WORK INSTRUCTIONS
The whole listing, apart from its images, should be restated word for word.

EXERCISE DATA
◇ ◇ ◇ ◇ ◇

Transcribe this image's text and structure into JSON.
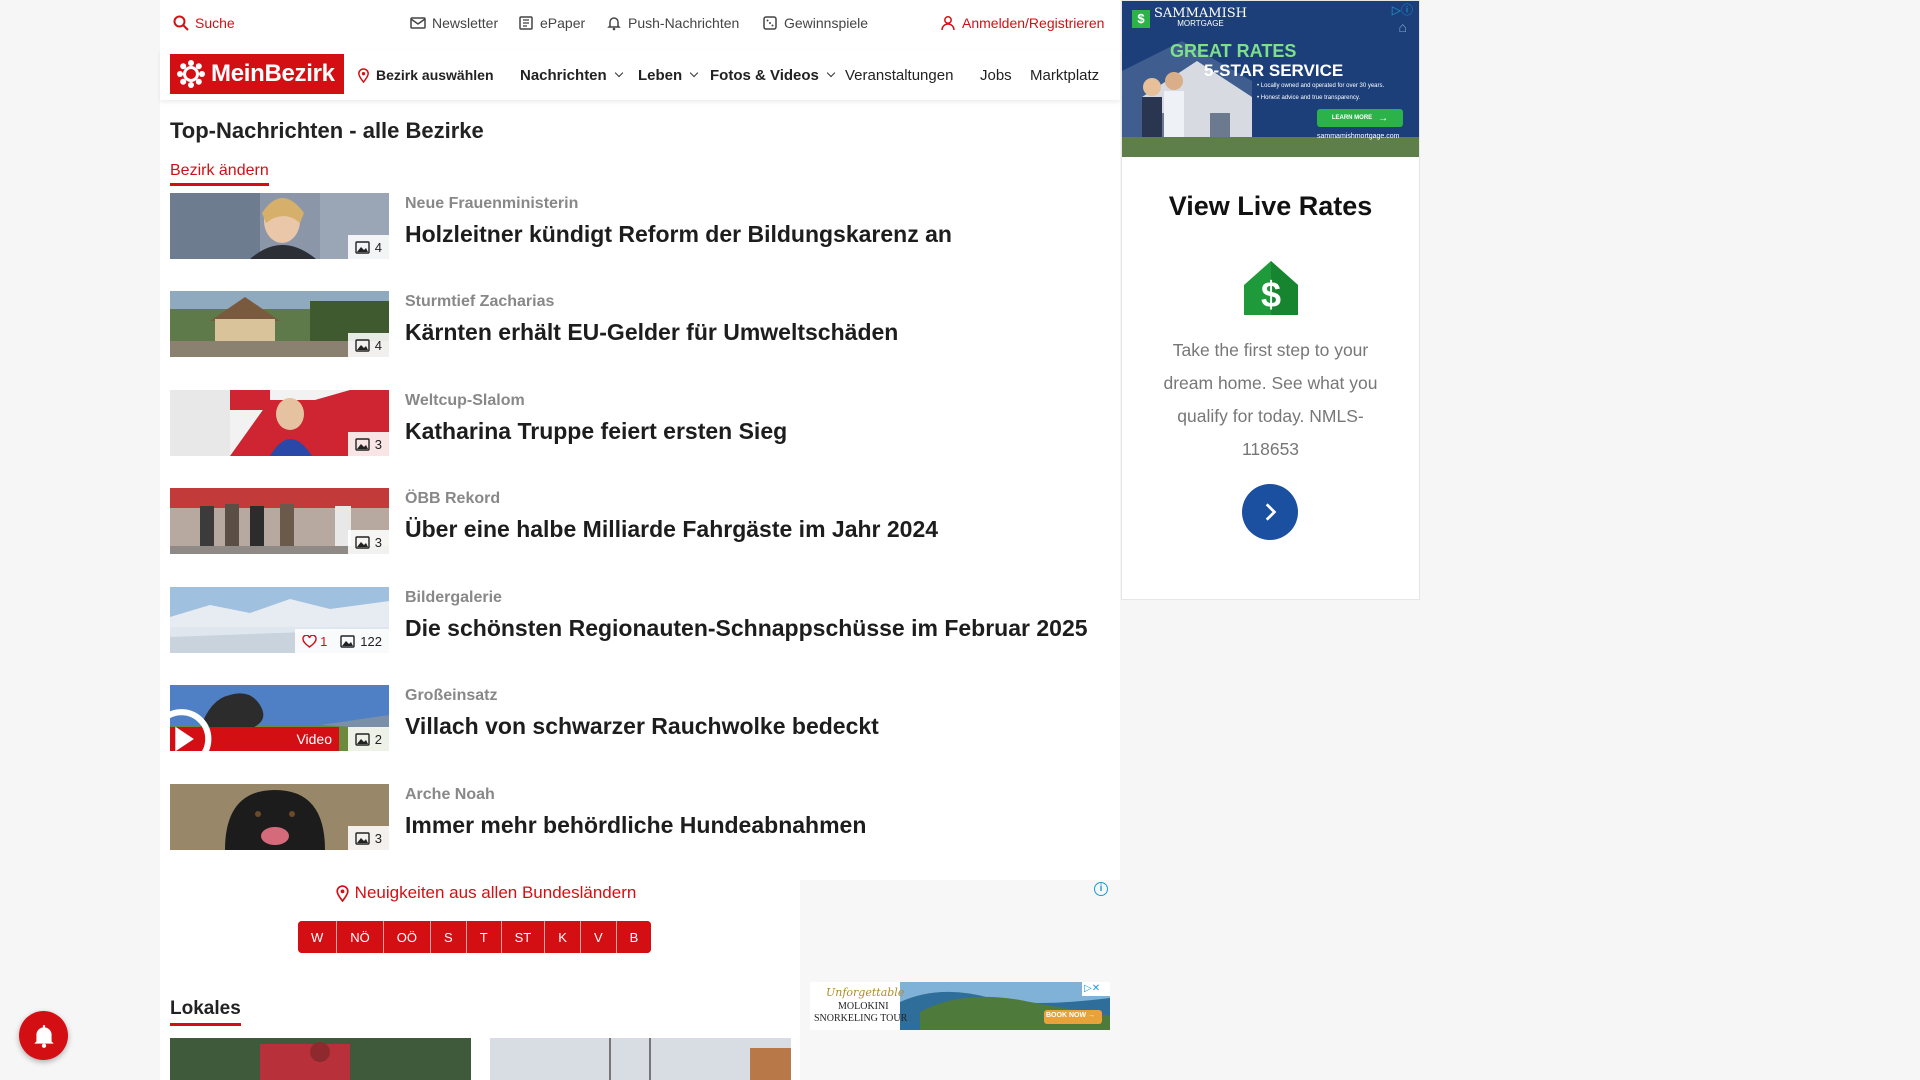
{
  "utility_bar": {
    "search": "Suche",
    "newsletter": "Newsletter",
    "epaper": "ePaper",
    "push": "Push-Nachrichten",
    "games": "Gewinnspiele",
    "login": "Anmelden/Registrieren"
  },
  "nav": {
    "logo": "MeinBezirk",
    "district": "Bezirk auswählen",
    "items": [
      {
        "label": "Nachrichten",
        "dropdown": true
      },
      {
        "label": "Leben",
        "dropdown": true
      },
      {
        "label": "Fotos & Videos",
        "dropdown": true
      },
      {
        "label": "Veranstaltungen",
        "dropdown": false
      },
      {
        "label": "Jobs",
        "dropdown": false
      },
      {
        "label": "Marktplatz",
        "dropdown": false
      }
    ]
  },
  "main": {
    "heading": "Top-Nachrichten - alle Bezirke",
    "change_district": "Bezirk ändern",
    "articles": [
      {
        "kicker": "Neue Frauenministerin",
        "title": "Holzleitner kündigt Reform der Bildungskarenz an",
        "photos": "4"
      },
      {
        "kicker": "Sturmtief Zacharias",
        "title": "Kärnten erhält EU-Gelder für Umweltschäden",
        "photos": "4"
      },
      {
        "kicker": "Weltcup-Slalom",
        "title": "Katharina Truppe feiert ersten Sieg",
        "photos": "3"
      },
      {
        "kicker": "ÖBB Rekord",
        "title": "Über eine halbe Milliarde Fahrgäste im Jahr 2024",
        "photos": "3"
      },
      {
        "kicker": "Bildergalerie",
        "title": "Die schönsten Regionauten-Schnappschüsse im Februar 2025",
        "photos": "122",
        "likes": "1"
      },
      {
        "kicker": "Großeinsatz",
        "title": "Villach von schwarzer Rauchwolke bedeckt",
        "photos": "2",
        "video": "Video"
      },
      {
        "kicker": "Arche Noah",
        "title": "Immer mehr behördliche Hundeabnahmen",
        "photos": "3"
      }
    ],
    "regions_label": "Neuigkeiten aus allen Bundesländern",
    "regions": [
      "W",
      "NÖ",
      "OÖ",
      "S",
      "T",
      "ST",
      "K",
      "V",
      "B"
    ],
    "lokales": "Lokales"
  },
  "ad_right": {
    "brand": "SAMMAMISH",
    "brand_sub": "MORTGAGE",
    "headline1": "GREAT RATES",
    "headline2": "5-STAR SERVICE",
    "bullet1": "• Locally owned and operated for over 30 years.",
    "bullet2": "• Honest advice and true transparency.",
    "cta_small": "LEARN MORE",
    "url": "sammamishmortgage.com",
    "title": "View Live Rates",
    "text": "Take the first step to your dream home. See what you qualify for today. NMLS-118653"
  },
  "ad_bottom": {
    "script_text": "Unforgettable",
    "line1": "MOLOKINI",
    "line2": "SNORKELING TOUR",
    "cta": "BOOK NOW →"
  },
  "colors": {
    "brand_red": "#d40f14",
    "ad_blue": "#1b4fa0",
    "ad_green": "#2bb34a"
  }
}
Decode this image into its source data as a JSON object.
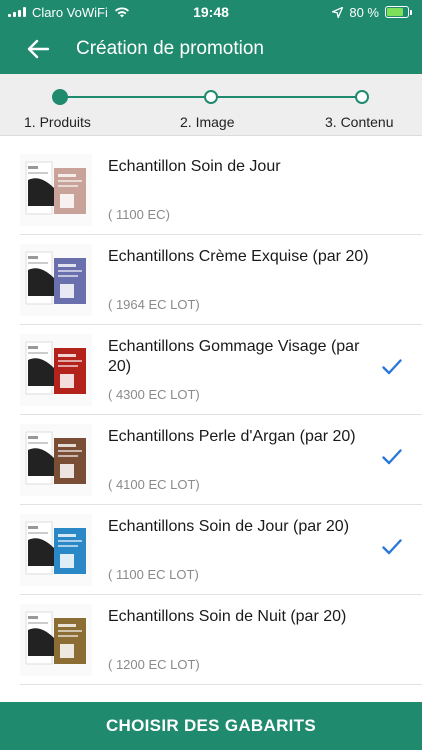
{
  "status_bar": {
    "carrier": "Claro VoWiFi",
    "time": "19:48",
    "battery_text": "80 %",
    "battery_level": 0.8
  },
  "app_bar": {
    "title": "Création de promotion",
    "back_icon": "arrow-left-icon"
  },
  "stepper": {
    "steps": [
      {
        "label": "1. Produits",
        "active": true
      },
      {
        "label": "2. Image",
        "active": false
      },
      {
        "label": "3. Contenu",
        "active": false
      }
    ]
  },
  "products": [
    {
      "name": "Echantillon Soin de Jour",
      "price": "( 1100 EC)",
      "selected": false,
      "thumb_color": "#c9a39a"
    },
    {
      "name": "Echantillons Crème Exquise (par 20)",
      "price": "( 1964 EC LOT)",
      "selected": false,
      "thumb_color": "#6a6fae"
    },
    {
      "name": "Echantillons Gommage Visage (par 20)",
      "price": "( 4300 EC LOT)",
      "selected": true,
      "thumb_color": "#b3221b"
    },
    {
      "name": "Echantillons Perle d'Argan (par 20)",
      "price": "( 4100 EC LOT)",
      "selected": true,
      "thumb_color": "#7a4e35"
    },
    {
      "name": "Echantillons Soin de Jour (par 20)",
      "price": "( 1100 EC LOT)",
      "selected": true,
      "thumb_color": "#2b88c6"
    },
    {
      "name": "Echantillons Soin de Nuit (par 20)",
      "price": "( 1200 EC LOT)",
      "selected": false,
      "thumb_color": "#8c6d34"
    }
  ],
  "footer": {
    "button_label": "CHOISIR DES GABARITS"
  },
  "colors": {
    "primary": "#1f8a6e",
    "check": "#2b78d6"
  }
}
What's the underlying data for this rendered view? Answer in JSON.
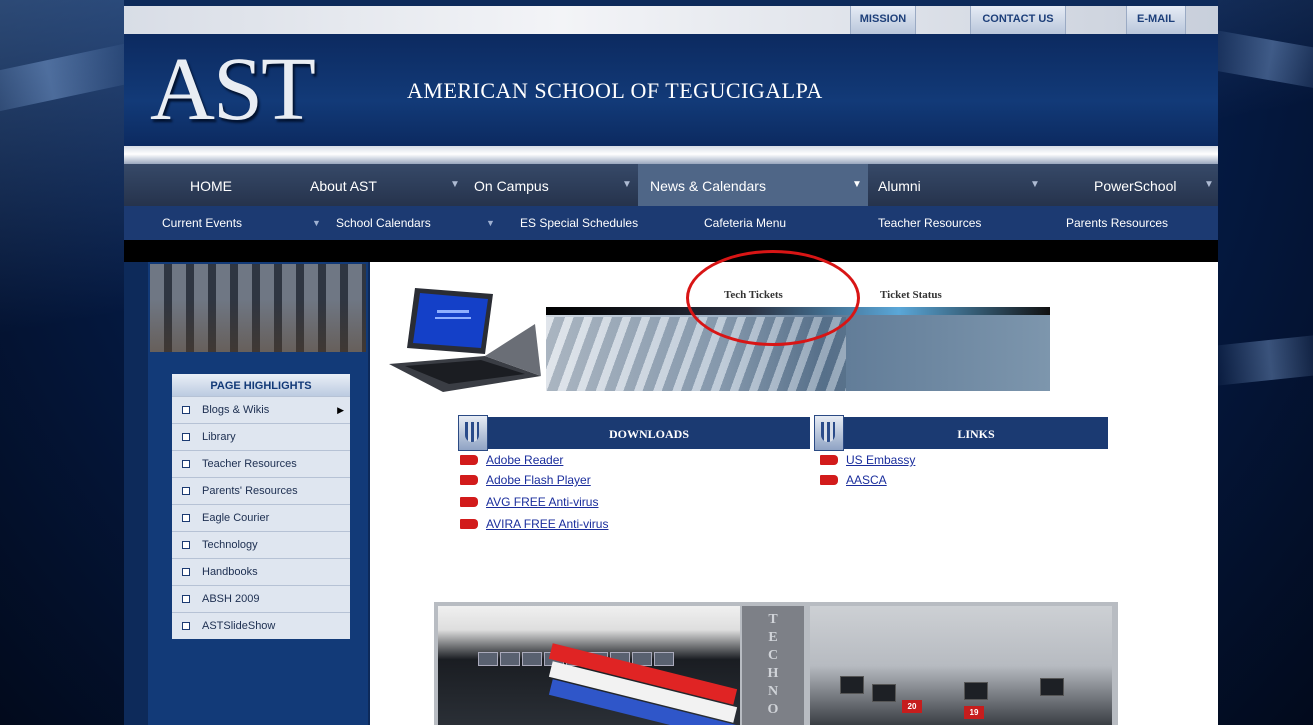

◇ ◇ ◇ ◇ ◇

EXERCISE ANSWER
Transcribe this image's text and structure into JSON.
{
  "utility_bar": {
    "search": "Suche",
    "newsletter": "Newsletter",
    "epaper": "ePaper",
    "push": "Push-Nachrichten",
    "games": "Gewinnspiele",
    "login": "Anmelden/Registrieren"
  },
  "nav": {
    "logo": "MeinBezirk",
    "district": "Bezirk auswählen",
    "items": [
      {
        "label": "Nachrichten",
        "dropdown": true
      },
      {
        "label": "Leben",
        "dropdown": true
      },
      {
        "label": "Fotos & Videos",
        "dropdown": true
      },
      {
        "label": "Veranstaltungen",
        "dropdown": false
      },
      {
        "label": "Jobs",
        "dropdown": false
      },
      {
        "label": "Marktplatz",
        "dropdown": false
      }
    ]
  },
  "main": {
    "heading": "Top-Nachrichten - alle Bezirke",
    "change_district": "Bezirk ändern",
    "articles": [
      {
        "kicker": "Neue Frauenministerin",
        "title": "Holzleitner kündigt Reform der Bildungskarenz an",
        "photos": "4"
      },
      {
        "kicker": "Sturmtief Zacharias",
        "title": "Kärnten erhält EU-Gelder für Umweltschäden",
        "photos": "4"
      },
      {
        "kicker": "Weltcup-Slalom",
        "title": "Katharina Truppe feiert ersten Sieg",
        "photos": "3"
      },
      {
        "kicker": "ÖBB Rekord",
        "title": "Über eine halbe Milliarde Fahrgäste im Jahr 2024",
        "photos": "3"
      },
      {
        "kicker": "Bildergalerie",
        "title": "Die schönsten Regionauten-Schnappschüsse im Februar 2025",
        "photos": "122",
        "likes": "1"
      },
      {
        "kicker": "Großeinsatz",
        "title": "Villach von schwarzer Rauchwolke bedeckt",
        "photos": "2",
        "video": "Video"
      },
      {
        "kicker": "Arche Noah",
        "title": "Immer mehr behördliche Hundeabnahmen",
        "photos": "3"
      }
    ],
    "regions_label": "Neuigkeiten aus allen Bundesländern",
    "regions": [
      "W",
      "NÖ",
      "OÖ",
      "S",
      "T",
      "ST",
      "K",
      "V",
      "B"
    ],
    "lokales": "Lokales"
  },
  "ad_right": {
    "brand": "SAMMAMISH",
    "brand_sub": "MORTGAGE",
    "headline1": "GREAT RATES",
    "headline2": "5-STAR SERVICE",
    "bullet1": "• Locally owned and operated for over 30 years.",
    "bullet2": "• Honest advice and true transparency.",
    "cta_small": "LEARN MORE",
    "url": "sammamishmortgage.com",
    "title": "View Live Rates",
    "text": "Take the first step to your dream home. See what you qualify for today. NMLS-118653"
  },
  "ad_bottom": {
    "script_text": "Unforgettable",
    "line1": "MOLOKINI",
    "line2": "SNORKELING TOUR",
    "cta": "BOOK NOW →"
  },
  "colors": {
    "brand_red": "#d40f14",
    "ad_blue": "#1b4fa0",
    "ad_green": "#2bb34a"
  }
}
Decode this image into its source data as a JSON object.
{
  "status_bar": {
    "carrier": "Claro VoWiFi",
    "time": "19:48",
    "battery_text": "80 %",
    "battery_level": 0.8
  },
  "app_bar": {
    "title": "Création de promotion",
    "back_icon": "arrow-left-icon"
  },
  "stepper": {
    "steps": [
      {
        "label": "1. Produits",
        "active": true
      },
      {
        "label": "2. Image",
        "active": false
      },
      {
        "label": "3. Contenu",
        "active": false
      }
    ]
  },
  "products": [
    {
      "name": "Echantillon Soin de Jour",
      "price": "( 1100 EC)",
      "selected": false,
      "thumb_color": "#c9a39a"
    },
    {
      "name": "Echantillons Crème Exquise (par 20)",
      "price": "( 1964 EC LOT)",
      "selected": false,
      "thumb_color": "#6a6fae"
    },
    {
      "name": "Echantillons Gommage Visage (par 20)",
      "price": "( 4300 EC LOT)",
      "selected": true,
      "thumb_color": "#b3221b"
    },
    {
      "name": "Echantillons Perle d'Argan (par 20)",
      "price": "( 4100 EC LOT)",
      "selected": true,
      "thumb_color": "#7a4e35"
    },
    {
      "name": "Echantillons Soin de Jour (par 20)",
      "price": "( 1100 EC LOT)",
      "selected": true,
      "thumb_color": "#2b88c6"
    },
    {
      "name": "Echantillons Soin de Nuit (par 20)",
      "price": "( 1200 EC LOT)",
      "selected": false,
      "thumb_color": "#8c6d34"
    }
  ],
  "footer": {
    "button_label": "CHOISIR DES GABARITS"
  },
  "colors": {
    "primary": "#1f8a6e",
    "check": "#2b78d6"
  }
}
What's the underlying data for this rendered view? Answer in JSON.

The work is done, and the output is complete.